[Records from a data collection]

--------

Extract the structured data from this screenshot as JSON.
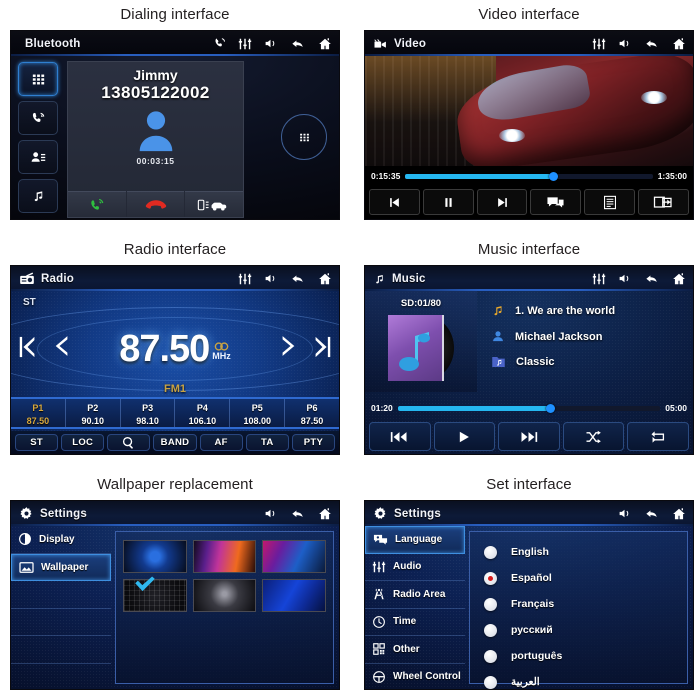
{
  "panels": {
    "dialing": {
      "caption": "Dialing interface",
      "header": {
        "title": "Bluetooth",
        "icons": [
          "phone-icon",
          "equalizer-icon",
          "volume-icon",
          "back-icon",
          "home-icon"
        ]
      },
      "sidebar": [
        "keypad-icon",
        "call-log-icon",
        "contacts-icon",
        "music-icon"
      ],
      "contact_name": "Jimmy",
      "contact_number": "13805122002",
      "call_timer": "00:03:15",
      "actions": [
        "answer-call-icon",
        "end-call-icon",
        "transfer-call-icon"
      ],
      "keypad_button": "keypad-icon"
    },
    "video": {
      "caption": "Video interface",
      "header": {
        "title": "Video",
        "icons": [
          "equalizer-icon",
          "volume-icon",
          "back-icon",
          "home-icon"
        ]
      },
      "elapsed": "0:15:35",
      "total": "1:35:00",
      "progress_percent": 60,
      "controls": [
        "previous-icon",
        "pause-icon",
        "next-icon",
        "subtitle-icon",
        "playlist-icon",
        "screen-share-icon"
      ]
    },
    "radio": {
      "caption": "Radio interface",
      "header": {
        "title": "Radio",
        "icons": [
          "equalizer-icon",
          "volume-icon",
          "back-icon",
          "home-icon"
        ]
      },
      "stereo_label": "ST",
      "frequency": "87.50",
      "unit": "MHz",
      "band": "FM1",
      "presets": [
        {
          "name": "P1",
          "freq": "87.50",
          "active": true
        },
        {
          "name": "P2",
          "freq": "90.10",
          "active": false
        },
        {
          "name": "P3",
          "freq": "98.10",
          "active": false
        },
        {
          "name": "P4",
          "freq": "106.10",
          "active": false
        },
        {
          "name": "P5",
          "freq": "108.00",
          "active": false
        },
        {
          "name": "P6",
          "freq": "87.50",
          "active": false
        }
      ],
      "buttons": [
        "ST",
        "LOC",
        "search-icon",
        "BAND",
        "AF",
        "TA",
        "PTY"
      ]
    },
    "music": {
      "caption": "Music interface",
      "header": {
        "title": "Music",
        "icons": [
          "equalizer-icon",
          "volume-icon",
          "back-icon",
          "home-icon"
        ]
      },
      "source": "SD:01/80",
      "track": "1.  We are the world",
      "artist": "Michael Jackson",
      "genre": "Classic",
      "elapsed": "01:20",
      "total": "05:00",
      "progress_percent": 58,
      "controls": [
        "previous-track-icon",
        "play-icon",
        "next-track-icon",
        "shuffle-icon",
        "repeat-icon"
      ]
    },
    "wallpaper": {
      "caption": "Wallpaper replacement",
      "header": {
        "title": "Settings",
        "icons": [
          "volume-icon",
          "back-icon",
          "home-icon"
        ]
      },
      "sidebar": [
        {
          "label": "Display",
          "icon": "contrast-icon",
          "active": false
        },
        {
          "label": "Wallpaper",
          "icon": "image-icon",
          "active": true
        },
        {
          "label": "",
          "icon": "",
          "active": false
        },
        {
          "label": "",
          "icon": "",
          "active": false
        },
        {
          "label": "",
          "icon": "",
          "active": false
        },
        {
          "label": "",
          "icon": "",
          "active": false
        }
      ],
      "thumbnails": [
        {
          "id": "wp1",
          "selected": true
        },
        {
          "id": "wp2",
          "selected": false
        },
        {
          "id": "wp3",
          "selected": false
        },
        {
          "id": "wp4",
          "selected": false
        },
        {
          "id": "wp5",
          "selected": false
        },
        {
          "id": "wp6",
          "selected": false
        }
      ]
    },
    "settings": {
      "caption": "Set interface",
      "header": {
        "title": "Settings",
        "icons": [
          "volume-icon",
          "back-icon",
          "home-icon"
        ]
      },
      "sidebar": [
        {
          "label": "Language",
          "icon": "speech-bubble-icon",
          "active": true
        },
        {
          "label": "Audio",
          "icon": "equalizer-icon",
          "active": false
        },
        {
          "label": "Radio Area",
          "icon": "antenna-icon",
          "active": false
        },
        {
          "label": "Time",
          "icon": "clock-icon",
          "active": false
        },
        {
          "label": "Other",
          "icon": "grid-blocks-icon",
          "active": false
        },
        {
          "label": "Wheel Control",
          "icon": "steering-wheel-icon",
          "active": false
        }
      ],
      "languages": [
        {
          "label": "English",
          "selected": false
        },
        {
          "label": "Español",
          "selected": true
        },
        {
          "label": "Français",
          "selected": false
        },
        {
          "label": "русский",
          "selected": false
        },
        {
          "label": "português",
          "selected": false
        },
        {
          "label": "العربية",
          "selected": false
        }
      ]
    }
  },
  "colors": {
    "accent_blue": "#2f7fd0",
    "progress_cyan": "#25b7f0",
    "preset_gold": "#d8a93f",
    "radio_red": "#d81b1b",
    "answer_green": "#2fbf3f",
    "end_red": "#e02a21"
  }
}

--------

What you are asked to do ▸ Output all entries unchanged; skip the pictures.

Reply to the task ▸
Extract the structured data from this screenshot as JSON.
{
  "panels": {
    "dialing": {
      "caption": "Dialing interface",
      "header": {
        "title": "Bluetooth",
        "icons": [
          "phone-icon",
          "equalizer-icon",
          "volume-icon",
          "back-icon",
          "home-icon"
        ]
      },
      "sidebar": [
        "keypad-icon",
        "call-log-icon",
        "contacts-icon",
        "music-icon"
      ],
      "contact_name": "Jimmy",
      "contact_number": "13805122002",
      "call_timer": "00:03:15",
      "actions": [
        "answer-call-icon",
        "end-call-icon",
        "transfer-call-icon"
      ],
      "keypad_button": "keypad-icon"
    },
    "video": {
      "caption": "Video interface",
      "header": {
        "title": "Video",
        "icons": [
          "equalizer-icon",
          "volume-icon",
          "back-icon",
          "home-icon"
        ]
      },
      "elapsed": "0:15:35",
      "total": "1:35:00",
      "progress_percent": 60,
      "controls": [
        "previous-icon",
        "pause-icon",
        "next-icon",
        "subtitle-icon",
        "playlist-icon",
        "screen-share-icon"
      ]
    },
    "radio": {
      "caption": "Radio interface",
      "header": {
        "title": "Radio",
        "icons": [
          "equalizer-icon",
          "volume-icon",
          "back-icon",
          "home-icon"
        ]
      },
      "stereo_label": "ST",
      "frequency": "87.50",
      "unit": "MHz",
      "band": "FM1",
      "presets": [
        {
          "name": "P1",
          "freq": "87.50",
          "active": true
        },
        {
          "name": "P2",
          "freq": "90.10",
          "active": false
        },
        {
          "name": "P3",
          "freq": "98.10",
          "active": false
        },
        {
          "name": "P4",
          "freq": "106.10",
          "active": false
        },
        {
          "name": "P5",
          "freq": "108.00",
          "active": false
        },
        {
          "name": "P6",
          "freq": "87.50",
          "active": false
        }
      ],
      "buttons": [
        "ST",
        "LOC",
        "search-icon",
        "BAND",
        "AF",
        "TA",
        "PTY"
      ]
    },
    "music": {
      "caption": "Music interface",
      "header": {
        "title": "Music",
        "icons": [
          "equalizer-icon",
          "volume-icon",
          "back-icon",
          "home-icon"
        ]
      },
      "source": "SD:01/80",
      "track": "1.  We are the world",
      "artist": "Michael Jackson",
      "genre": "Classic",
      "elapsed": "01:20",
      "total": "05:00",
      "progress_percent": 58,
      "controls": [
        "previous-track-icon",
        "play-icon",
        "next-track-icon",
        "shuffle-icon",
        "repeat-icon"
      ]
    },
    "wallpaper": {
      "caption": "Wallpaper replacement",
      "header": {
        "title": "Settings",
        "icons": [
          "volume-icon",
          "back-icon",
          "home-icon"
        ]
      },
      "sidebar": [
        {
          "label": "Display",
          "icon": "contrast-icon",
          "active": false
        },
        {
          "label": "Wallpaper",
          "icon": "image-icon",
          "active": true
        },
        {
          "label": "",
          "icon": "",
          "active": false
        },
        {
          "label": "",
          "icon": "",
          "active": false
        },
        {
          "label": "",
          "icon": "",
          "active": false
        },
        {
          "label": "",
          "icon": "",
          "active": false
        }
      ],
      "thumbnails": [
        {
          "id": "wp1",
          "selected": true
        },
        {
          "id": "wp2",
          "selected": false
        },
        {
          "id": "wp3",
          "selected": false
        },
        {
          "id": "wp4",
          "selected": false
        },
        {
          "id": "wp5",
          "selected": false
        },
        {
          "id": "wp6",
          "selected": false
        }
      ]
    },
    "settings": {
      "caption": "Set interface",
      "header": {
        "title": "Settings",
        "icons": [
          "volume-icon",
          "back-icon",
          "home-icon"
        ]
      },
      "sidebar": [
        {
          "label": "Language",
          "icon": "speech-bubble-icon",
          "active": true
        },
        {
          "label": "Audio",
          "icon": "equalizer-icon",
          "active": false
        },
        {
          "label": "Radio Area",
          "icon": "antenna-icon",
          "active": false
        },
        {
          "label": "Time",
          "icon": "clock-icon",
          "active": false
        },
        {
          "label": "Other",
          "icon": "grid-blocks-icon",
          "active": false
        },
        {
          "label": "Wheel Control",
          "icon": "steering-wheel-icon",
          "active": false
        }
      ],
      "languages": [
        {
          "label": "English",
          "selected": false
        },
        {
          "label": "Español",
          "selected": true
        },
        {
          "label": "Français",
          "selected": false
        },
        {
          "label": "русский",
          "selected": false
        },
        {
          "label": "português",
          "selected": false
        },
        {
          "label": "العربية",
          "selected": false
        }
      ]
    }
  },
  "colors": {
    "accent_blue": "#2f7fd0",
    "progress_cyan": "#25b7f0",
    "preset_gold": "#d8a93f",
    "radio_red": "#d81b1b",
    "answer_green": "#2fbf3f",
    "end_red": "#e02a21"
  }
}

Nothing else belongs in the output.